Every conception story is unique, so when it comes to family planning, pregnancy can still come as a surprise. Unplanned pregnancies account for almost half of all pregnancies worldwide, and despite the assumption unexpected positive test results are reserved for teenagers only, we couldn’t be further from the truth. New research has found unintended pregnancies amongst teens account for only 11% of these pregnancies in Australia. It’s in fact women aged 25-29 who are the most likely to have an unplanned pregnancy, closely followed by those aged 30-34 and then 35-39.
A La Trobe University led study has found more than one quarter of pregnancies in Australia are unplanned, with almost one third of these pregnancies ending in abortion.When birth educator and yoga teacher Yahna Fookes discovered she was pregnant before she knew she was trying, she connected to her own birth story and her innate wisdom to connect to the pregnancy, and help inform her decision of whether or not to continue with it. She shares an intimate telling of her unplanned pregnancy experience with moode, and explores what she would do differently the next time around.
TW: Unplanned pregnancy.
moode: Sunday is the beautiful result of an unplanned pregnancy. Tell us more.
Yahna: It was shortly after my 32nd birthday. I went off the pill for the first time in years to give my body a break and she was conceived three days after. A really big shock that totally threw both of us in the best way. My acupuncturist knew well before I did, as she said, “get off your herbs,” without explanation. It’s amazing how soon they can feel both heartbeats through sense checking your pulse.
moode: How did your own birth story and early life experiences influence your decision to keep this pregnancy?
Yahna: Being female and adopted, this pregnancy allowed me to rewrite history. If you’re adopted and reading this, you’ll understand what I am talking about but yeah, having your own kids is very triggering and makes you face your demons, cultural identity and your soul in the most confronting ways.

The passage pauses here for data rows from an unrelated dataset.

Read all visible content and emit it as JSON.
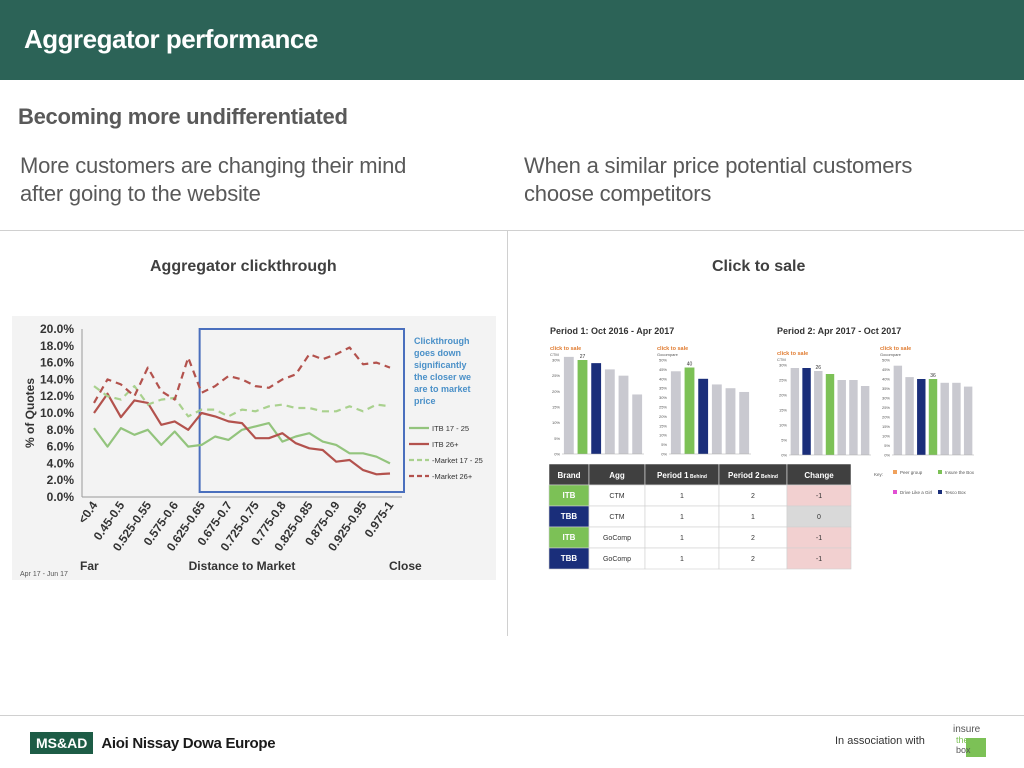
{
  "header": {
    "title": "Aggregator performance"
  },
  "subtitle": "Becoming more undifferentiated",
  "left_heading": [
    "More customers are changing their mind",
    "after going to the website"
  ],
  "right_heading": [
    "When a similar price potential customers",
    "choose competitors"
  ],
  "chart_titles": {
    "left": "Aggregator clickthrough",
    "right": "Click to sale"
  },
  "footer": {
    "brand_mark": "MS&AD",
    "brand_name": "Aioi Nissay Dowa Europe",
    "association": "In association with",
    "partner_logo_words": [
      "insure",
      "the",
      "box"
    ]
  },
  "chart_data": [
    {
      "type": "line",
      "ylabel": "% of Quotes",
      "xlabel": "Distance to Market",
      "x_far": "Far",
      "x_close": "Close",
      "date_note": "Apr 17 - Jun 17",
      "ylim": [
        0,
        20
      ],
      "yticks": [
        "20.0%",
        "18.0%",
        "16.0%",
        "14.0%",
        "12.0%",
        "10.0%",
        "8.0%",
        "6.0%",
        "4.0%",
        "2.0%",
        "0.0%"
      ],
      "categories": [
        "<0.4",
        "",
        "0.45-0.5",
        "",
        "0.525-0.55",
        "",
        "0.575-0.6",
        "",
        "0.625-0.65",
        "",
        "0.675-0.7",
        "",
        "0.725-0.75",
        "",
        "0.775-0.8",
        "",
        "0.825-0.85",
        "",
        "0.875-0.9",
        "",
        "0.925-0.95",
        "",
        "0.975-1"
      ],
      "annotation": [
        "Clickthrough",
        "goes down",
        "significantly",
        "the closer we",
        "are to market",
        "price"
      ],
      "series": [
        {
          "name": "ITB 17 - 25",
          "color": "#93c47d",
          "dash": "solid",
          "values": [
            8.2,
            6.0,
            8.2,
            7.4,
            8.0,
            6.2,
            7.8,
            6.0,
            6.2,
            7.2,
            6.8,
            8.0,
            8.4,
            8.8,
            6.6,
            7.2,
            7.6,
            6.6,
            6.2,
            5.2,
            5.2,
            4.8,
            4.0
          ]
        },
        {
          "name": "ITB 26+",
          "color": "#b3524d",
          "dash": "solid",
          "values": [
            10.0,
            12.3,
            9.5,
            11.5,
            11.2,
            8.6,
            9.0,
            8.0,
            10.0,
            9.6,
            9.0,
            8.8,
            7.0,
            7.0,
            7.6,
            6.4,
            5.8,
            5.6,
            4.2,
            4.4,
            3.2,
            2.7,
            2.8
          ]
        },
        {
          "name": "Market 17 - 25",
          "color": "#a9d18e",
          "dash": "dashed",
          "values": [
            13.2,
            12.0,
            11.6,
            13.2,
            11.0,
            11.6,
            11.8,
            9.6,
            10.4,
            10.4,
            9.6,
            10.4,
            10.2,
            10.8,
            11.0,
            10.6,
            10.6,
            10.2,
            10.2,
            10.8,
            10.2,
            11.0,
            10.8
          ]
        },
        {
          "name": "Market 26+",
          "color": "#b3524d",
          "dash": "dashed",
          "values": [
            11.2,
            14.0,
            13.4,
            12.0,
            15.4,
            12.6,
            11.6,
            16.6,
            12.4,
            13.2,
            14.4,
            14.0,
            13.2,
            13.0,
            14.0,
            14.6,
            17.0,
            16.4,
            17.0,
            17.8,
            15.8,
            16.0,
            15.4
          ]
        }
      ]
    },
    {
      "type": "bar",
      "title": "Period 1: Oct 2016 - Apr 2017",
      "panels": [
        {
          "label": "click to sale",
          "sub": "CTM",
          "yticks": [
            "30%",
            "25%",
            "20%",
            "15%",
            "10%",
            "5%",
            "0%"
          ],
          "ymax": 30,
          "values": [
            31,
            30,
            29,
            27,
            25,
            19
          ],
          "colors": [
            "#c9c9d0",
            "#7cc156",
            "#1a2e7a",
            "#c9c9d0",
            "#c9c9d0",
            "#c9c9d0"
          ],
          "label_value": "27",
          "label_index": 1
        },
        {
          "label": "click to sale",
          "sub": "Gocompare",
          "yticks": [
            "50%",
            "45%",
            "40%",
            "35%",
            "30%",
            "25%",
            "20%",
            "15%",
            "10%",
            "5%",
            "0%"
          ],
          "ymax": 50,
          "values": [
            44,
            46,
            40,
            37,
            35,
            33
          ],
          "colors": [
            "#c9c9d0",
            "#7cc156",
            "#1a2e7a",
            "#c9c9d0",
            "#c9c9d0",
            "#c9c9d0"
          ],
          "label_value": "40",
          "label_index": 1
        }
      ]
    },
    {
      "type": "bar",
      "title": "Period 2: Apr 2017 - Oct 2017",
      "panels": [
        {
          "label": "click to sale",
          "sub": "CTM",
          "yticks": [
            "30%",
            "25%",
            "20%",
            "15%",
            "10%",
            "5%",
            "0%"
          ],
          "ymax": 30,
          "values": [
            29,
            29,
            28,
            27,
            25,
            25,
            23
          ],
          "colors": [
            "#c9c9d0",
            "#1a2e7a",
            "#c9c9d0",
            "#7cc156",
            "#c9c9d0",
            "#c9c9d0",
            "#c9c9d0"
          ],
          "label_value": "26",
          "label_index": 2
        },
        {
          "label": "click to sale",
          "sub": "Gocompare",
          "yticks": [
            "50%",
            "45%",
            "40%",
            "35%",
            "30%",
            "25%",
            "20%",
            "15%",
            "10%",
            "5%",
            "0%"
          ],
          "ymax": 50,
          "values": [
            47,
            41,
            40,
            40,
            38,
            38,
            36
          ],
          "colors": [
            "#c9c9d0",
            "#c9c9d0",
            "#1a2e7a",
            "#7cc156",
            "#c9c9d0",
            "#c9c9d0",
            "#c9c9d0"
          ],
          "label_value": "36",
          "label_index": 3
        }
      ]
    },
    {
      "type": "table",
      "columns": [
        "Brand",
        "Agg",
        "Period 1",
        "Period 2",
        "Change"
      ],
      "column_suffix": [
        "",
        "",
        "Behind",
        "Behind",
        ""
      ],
      "rows": [
        {
          "brand": "ITB",
          "agg": "CTM",
          "p1": "1",
          "p2": "2",
          "change": "-1"
        },
        {
          "brand": "TBB",
          "agg": "CTM",
          "p1": "1",
          "p2": "1",
          "change": "0"
        },
        {
          "brand": "ITB",
          "agg": "GoComp",
          "p1": "1",
          "p2": "2",
          "change": "-1"
        },
        {
          "brand": "TBB",
          "agg": "GoComp",
          "p1": "1",
          "p2": "2",
          "change": "-1"
        }
      ],
      "legend": [
        {
          "label": "Peer group",
          "color": "#f0a15c"
        },
        {
          "label": "Insure the Box",
          "color": "#7cc156"
        },
        {
          "label": "Drive Like a Girl",
          "color": "#e24fd3"
        },
        {
          "label": "Tesco Box",
          "color": "#1a2e7a"
        }
      ],
      "legend_key": "Key:"
    }
  ]
}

For context, we had travelled to Korea a few months before and I had connected with the orphanage I was from. This was a huge emotional shed that needed to happen. For the first time in my life, I was fully rooted in my history, Korean culture and who I was. It was such a spiritual awakening for me in so many ways. Living in alignment with my whole self. So maybe it was this that allowed my body to conceive?
moode: How did your conception experience impact your connection to pregnancy and the early days of motherhood?
Yahna: It was not until we found out she was a girl that I really started connecting to the journey of motherhood. We never talk enough about the mental health or emotional state we are in during conception and I think this is a big piece of the puzzle. Raising kids is confronting work and if you don’t know yourself, like really know yourself, then how can you nurture your kids to find their identity? We are complex beings that hold a rich history of intergenerational trauma, sisterhood wounds and a wealth of experience in our bones and cells. This has to count for something, right?
moode: If considering pregnancy again, would you approach conception differently the second time around?
Yahna: I exclusively breastfed for over two years so my body is just making its way back home. But if I were to go it again - it goes without saying, preparation is essential, and worth investing in.
Next time around I’d absolutely consume a wholesome diet. I’m a big believer that you are what you eat, so good food no matter how broke we are is a non-negotiable. I am a culprit of skipping breakfast, though, which is not ideal. A high protein-based breakfast helps to manage the levels of cortisol produced throughout the day- a must in keeping the body in a flow of equilibrium and helping manage our flight/fight system.
I’d definitely take a good prenatal like moode’s The Prenatal in the lead up to conception, alongside regular acupuncture visits. I’m a massive fan and believer in traditional Chinese medicine, it’s changed my life (and is therefore heavily integrated into our Radiant Birth course) I’d like to get my body strong again and reset my nervous system. Parenting a three-year-old is a lot.
I’d also get back into a more regular practice that has fallen short during motherhood. I mean no wonder I got pregnant so quickly, I used to go to yoga like 5 times a week and eat glorious meals around the clock and meditate on the reg (oh, to have time back). Parenthood and pregnancy alter the shape of your spine dramatically and the general alignment of your body, so being strong is a must!
Male health is important to note here too. I’d like to preface that my husband hasn’t touched a drink for over seven years after going to a spiritual retreat. So his sperm is very healthy and unaffected by toxins. I’ve read the quality of male sperm has deteriorated by 60% over the past 40 years, and alcohol is the number one killer of sperm health. Men have to do the work too, so I would encourage male partners and sperm donors to cut alcohol to prepare for pregnancy.
Moving consciously and thoughtfully through pregnancy is something I value, and unpack in my work as a birth educator and founder of Radiant Birth.
Want to hear more from Yahna- Read her thoughts on 'Conscious Conception and Mindful Practices' here
Yahna Fookes is the founder of Radiant Birth- a three week immersive birth workshop hosted by her in Naarm that brings together birth education, yoga, traditional Chinese medicine and nutrition for mother’s in waiting.
Imagery of Yahna and Sunday thanks to Ilsa Wynne- Hoelscher Kidd.